## WHAT TO WORK ON:
The listing below should be printed again word for word, without any images.

## RECORDS TO PROCESS:
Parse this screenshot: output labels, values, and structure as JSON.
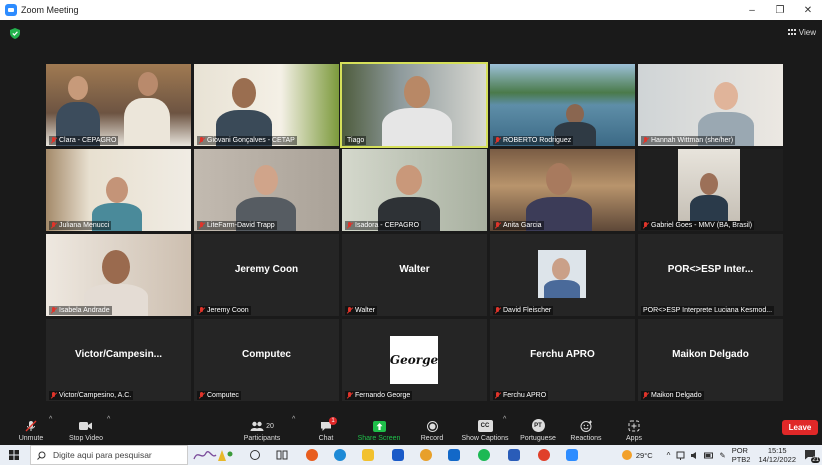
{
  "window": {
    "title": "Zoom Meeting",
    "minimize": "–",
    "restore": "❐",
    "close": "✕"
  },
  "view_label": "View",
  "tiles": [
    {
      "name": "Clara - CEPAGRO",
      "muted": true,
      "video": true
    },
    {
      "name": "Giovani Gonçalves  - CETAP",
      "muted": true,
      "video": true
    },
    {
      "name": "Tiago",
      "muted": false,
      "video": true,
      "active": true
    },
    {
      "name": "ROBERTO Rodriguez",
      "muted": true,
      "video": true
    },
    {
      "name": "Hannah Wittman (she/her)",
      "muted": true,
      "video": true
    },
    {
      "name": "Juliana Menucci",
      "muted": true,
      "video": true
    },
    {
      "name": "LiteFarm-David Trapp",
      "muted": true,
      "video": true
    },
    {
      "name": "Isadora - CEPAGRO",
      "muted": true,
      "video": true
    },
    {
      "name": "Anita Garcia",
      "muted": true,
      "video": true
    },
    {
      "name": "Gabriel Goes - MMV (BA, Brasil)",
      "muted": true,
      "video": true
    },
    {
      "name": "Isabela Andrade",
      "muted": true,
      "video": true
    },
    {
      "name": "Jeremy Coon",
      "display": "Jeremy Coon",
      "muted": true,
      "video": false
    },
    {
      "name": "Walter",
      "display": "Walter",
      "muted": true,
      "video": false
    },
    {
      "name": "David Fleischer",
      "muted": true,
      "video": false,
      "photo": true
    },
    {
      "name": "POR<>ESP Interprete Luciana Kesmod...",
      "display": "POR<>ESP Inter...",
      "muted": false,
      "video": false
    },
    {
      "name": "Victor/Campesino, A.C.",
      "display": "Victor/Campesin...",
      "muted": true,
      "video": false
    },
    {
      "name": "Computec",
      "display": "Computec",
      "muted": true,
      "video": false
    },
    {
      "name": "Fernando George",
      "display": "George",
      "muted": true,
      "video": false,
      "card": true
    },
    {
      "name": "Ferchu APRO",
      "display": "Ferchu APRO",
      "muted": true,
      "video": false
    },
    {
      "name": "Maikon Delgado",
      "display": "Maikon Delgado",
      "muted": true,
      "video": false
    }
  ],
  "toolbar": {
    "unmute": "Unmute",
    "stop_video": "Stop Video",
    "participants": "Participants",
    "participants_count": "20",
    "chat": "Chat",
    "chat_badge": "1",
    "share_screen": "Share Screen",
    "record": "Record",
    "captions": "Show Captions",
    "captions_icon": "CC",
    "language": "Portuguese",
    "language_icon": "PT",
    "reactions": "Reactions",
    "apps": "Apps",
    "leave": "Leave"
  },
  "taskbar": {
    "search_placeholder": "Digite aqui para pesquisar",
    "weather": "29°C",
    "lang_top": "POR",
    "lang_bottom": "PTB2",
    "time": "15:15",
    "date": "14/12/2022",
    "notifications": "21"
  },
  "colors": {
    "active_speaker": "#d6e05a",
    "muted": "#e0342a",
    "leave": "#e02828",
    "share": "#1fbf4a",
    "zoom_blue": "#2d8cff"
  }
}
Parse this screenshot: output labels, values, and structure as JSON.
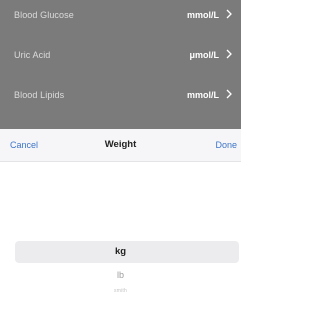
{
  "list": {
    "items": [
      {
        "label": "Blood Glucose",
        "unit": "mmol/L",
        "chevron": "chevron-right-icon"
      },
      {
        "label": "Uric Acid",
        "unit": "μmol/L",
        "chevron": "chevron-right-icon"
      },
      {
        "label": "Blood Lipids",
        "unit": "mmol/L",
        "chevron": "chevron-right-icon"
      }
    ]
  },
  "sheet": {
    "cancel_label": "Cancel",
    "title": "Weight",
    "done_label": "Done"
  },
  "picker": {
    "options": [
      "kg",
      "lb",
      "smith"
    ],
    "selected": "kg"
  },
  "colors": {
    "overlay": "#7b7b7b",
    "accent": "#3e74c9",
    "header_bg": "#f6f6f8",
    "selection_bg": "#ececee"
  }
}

## OUTPUT FOR THIS EXERCISE:
Parse this screenshot: output labels, values, and structure as JSON.
{
  "window": {
    "title": "Zoom Meeting",
    "minimize": "–",
    "restore": "❐",
    "close": "✕"
  },
  "view_label": "View",
  "tiles": [
    {
      "name": "Clara - CEPAGRO",
      "muted": true,
      "video": true
    },
    {
      "name": "Giovani Gonçalves  - CETAP",
      "muted": true,
      "video": true
    },
    {
      "name": "Tiago",
      "muted": false,
      "video": true,
      "active": true
    },
    {
      "name": "ROBERTO Rodriguez",
      "muted": true,
      "video": true
    },
    {
      "name": "Hannah Wittman (she/her)",
      "muted": true,
      "video": true
    },
    {
      "name": "Juliana Menucci",
      "muted": true,
      "video": true
    },
    {
      "name": "LiteFarm-David Trapp",
      "muted": true,
      "video": true
    },
    {
      "name": "Isadora - CEPAGRO",
      "muted": true,
      "video": true
    },
    {
      "name": "Anita Garcia",
      "muted": true,
      "video": true
    },
    {
      "name": "Gabriel Goes - MMV (BA, Brasil)",
      "muted": true,
      "video": true
    },
    {
      "name": "Isabela Andrade",
      "muted": true,
      "video": true
    },
    {
      "name": "Jeremy Coon",
      "display": "Jeremy Coon",
      "muted": true,
      "video": false
    },
    {
      "name": "Walter",
      "display": "Walter",
      "muted": true,
      "video": false
    },
    {
      "name": "David Fleischer",
      "muted": true,
      "video": false,
      "photo": true
    },
    {
      "name": "POR<>ESP Interprete Luciana Kesmod...",
      "display": "POR<>ESP Inter...",
      "muted": false,
      "video": false
    },
    {
      "name": "Victor/Campesino, A.C.",
      "display": "Victor/Campesin...",
      "muted": true,
      "video": false
    },
    {
      "name": "Computec",
      "display": "Computec",
      "muted": true,
      "video": false
    },
    {
      "name": "Fernando George",
      "display": "George",
      "muted": true,
      "video": false,
      "card": true
    },
    {
      "name": "Ferchu APRO",
      "display": "Ferchu APRO",
      "muted": true,
      "video": false
    },
    {
      "name": "Maikon Delgado",
      "display": "Maikon Delgado",
      "muted": true,
      "video": false
    }
  ],
  "toolbar": {
    "unmute": "Unmute",
    "stop_video": "Stop Video",
    "participants": "Participants",
    "participants_count": "20",
    "chat": "Chat",
    "chat_badge": "1",
    "share_screen": "Share Screen",
    "record": "Record",
    "captions": "Show Captions",
    "captions_icon": "CC",
    "language": "Portuguese",
    "language_icon": "PT",
    "reactions": "Reactions",
    "apps": "Apps",
    "leave": "Leave"
  },
  "taskbar": {
    "search_placeholder": "Digite aqui para pesquisar",
    "weather": "29°C",
    "lang_top": "POR",
    "lang_bottom": "PTB2",
    "time": "15:15",
    "date": "14/12/2022",
    "notifications": "21"
  },
  "colors": {
    "active_speaker": "#d6e05a",
    "muted": "#e0342a",
    "leave": "#e02828",
    "share": "#1fbf4a",
    "zoom_blue": "#2d8cff"
  }
}
Parse this screenshot: output labels, values, and structure as JSON.
{
  "list": {
    "items": [
      {
        "label": "Blood Glucose",
        "unit": "mmol/L",
        "chevron": "chevron-right-icon"
      },
      {
        "label": "Uric Acid",
        "unit": "μmol/L",
        "chevron": "chevron-right-icon"
      },
      {
        "label": "Blood Lipids",
        "unit": "mmol/L",
        "chevron": "chevron-right-icon"
      }
    ]
  },
  "sheet": {
    "cancel_label": "Cancel",
    "title": "Weight",
    "done_label": "Done"
  },
  "picker": {
    "options": [
      "kg",
      "lb",
      "smith"
    ],
    "selected": "kg"
  },
  "colors": {
    "overlay": "#7b7b7b",
    "accent": "#3e74c9",
    "header_bg": "#f6f6f8",
    "selection_bg": "#ececee"
  }
}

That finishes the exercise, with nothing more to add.